→ Data for review
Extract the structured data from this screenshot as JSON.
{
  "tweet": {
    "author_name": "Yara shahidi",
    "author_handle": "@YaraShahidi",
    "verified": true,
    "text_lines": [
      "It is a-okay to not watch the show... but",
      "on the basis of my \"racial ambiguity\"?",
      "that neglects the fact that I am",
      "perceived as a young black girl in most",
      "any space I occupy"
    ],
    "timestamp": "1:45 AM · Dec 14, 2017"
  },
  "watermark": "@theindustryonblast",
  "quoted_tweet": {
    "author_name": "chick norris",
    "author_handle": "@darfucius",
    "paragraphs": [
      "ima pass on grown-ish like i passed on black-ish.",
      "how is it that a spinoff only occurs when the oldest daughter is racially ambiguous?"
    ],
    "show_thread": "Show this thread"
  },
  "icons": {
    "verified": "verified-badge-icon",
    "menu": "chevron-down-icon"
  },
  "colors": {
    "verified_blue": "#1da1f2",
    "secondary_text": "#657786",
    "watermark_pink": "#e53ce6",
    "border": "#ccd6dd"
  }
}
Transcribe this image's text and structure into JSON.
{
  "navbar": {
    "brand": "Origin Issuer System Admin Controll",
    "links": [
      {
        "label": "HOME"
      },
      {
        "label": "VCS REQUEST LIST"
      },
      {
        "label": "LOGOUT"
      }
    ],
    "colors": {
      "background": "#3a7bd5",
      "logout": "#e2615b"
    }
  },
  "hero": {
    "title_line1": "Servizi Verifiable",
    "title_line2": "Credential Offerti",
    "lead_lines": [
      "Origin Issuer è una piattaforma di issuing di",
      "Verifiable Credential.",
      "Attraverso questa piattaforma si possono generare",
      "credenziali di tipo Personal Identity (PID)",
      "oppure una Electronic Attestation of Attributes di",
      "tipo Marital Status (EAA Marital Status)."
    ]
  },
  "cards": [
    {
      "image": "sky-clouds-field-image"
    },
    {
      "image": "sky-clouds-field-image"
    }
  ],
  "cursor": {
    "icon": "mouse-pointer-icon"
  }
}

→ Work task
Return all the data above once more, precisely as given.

→ Answer space
Extract the structured data from this screenshot as JSON.
{
  "tweet": {
    "author_name": "Yara shahidi",
    "author_handle": "@YaraShahidi",
    "verified": true,
    "text_lines": [
      "It is a-okay to not watch the show... but",
      "on the basis of my \"racial ambiguity\"?",
      "that neglects the fact that I am",
      "perceived as a young black girl in most",
      "any space I occupy"
    ],
    "timestamp": "1:45 AM · Dec 14, 2017"
  },
  "watermark": "@theindustryonblast",
  "quoted_tweet": {
    "author_name": "chick norris",
    "author_handle": "@darfucius",
    "paragraphs": [
      "ima pass on grown-ish like i passed on black-ish.",
      "how is it that a spinoff only occurs when the oldest daughter is racially ambiguous?"
    ],
    "show_thread": "Show this thread"
  },
  "icons": {
    "verified": "verified-badge-icon",
    "menu": "chevron-down-icon"
  },
  "colors": {
    "verified_blue": "#1da1f2",
    "secondary_text": "#657786",
    "watermark_pink": "#e53ce6",
    "border": "#ccd6dd"
  }
}
Transcribe this image's text and structure into JSON.
{
  "navbar": {
    "brand": "Origin Issuer System Admin Controll",
    "links": [
      {
        "label": "HOME"
      },
      {
        "label": "VCS REQUEST LIST"
      },
      {
        "label": "LOGOUT"
      }
    ],
    "colors": {
      "background": "#3a7bd5",
      "logout": "#e2615b"
    }
  },
  "hero": {
    "title_line1": "Servizi Verifiable",
    "title_line2": "Credential Offerti",
    "lead_lines": [
      "Origin Issuer è una piattaforma di issuing di",
      "Verifiable Credential.",
      "Attraverso questa piattaforma si possono generare",
      "credenziali di tipo Personal Identity (PID)",
      "oppure una Electronic Attestation of Attributes di",
      "tipo Marital Status (EAA Marital Status)."
    ]
  },
  "cards": [
    {
      "image": "sky-clouds-field-image"
    },
    {
      "image": "sky-clouds-field-image"
    }
  ],
  "cursor": {
    "icon": "mouse-pointer-icon"
  }
}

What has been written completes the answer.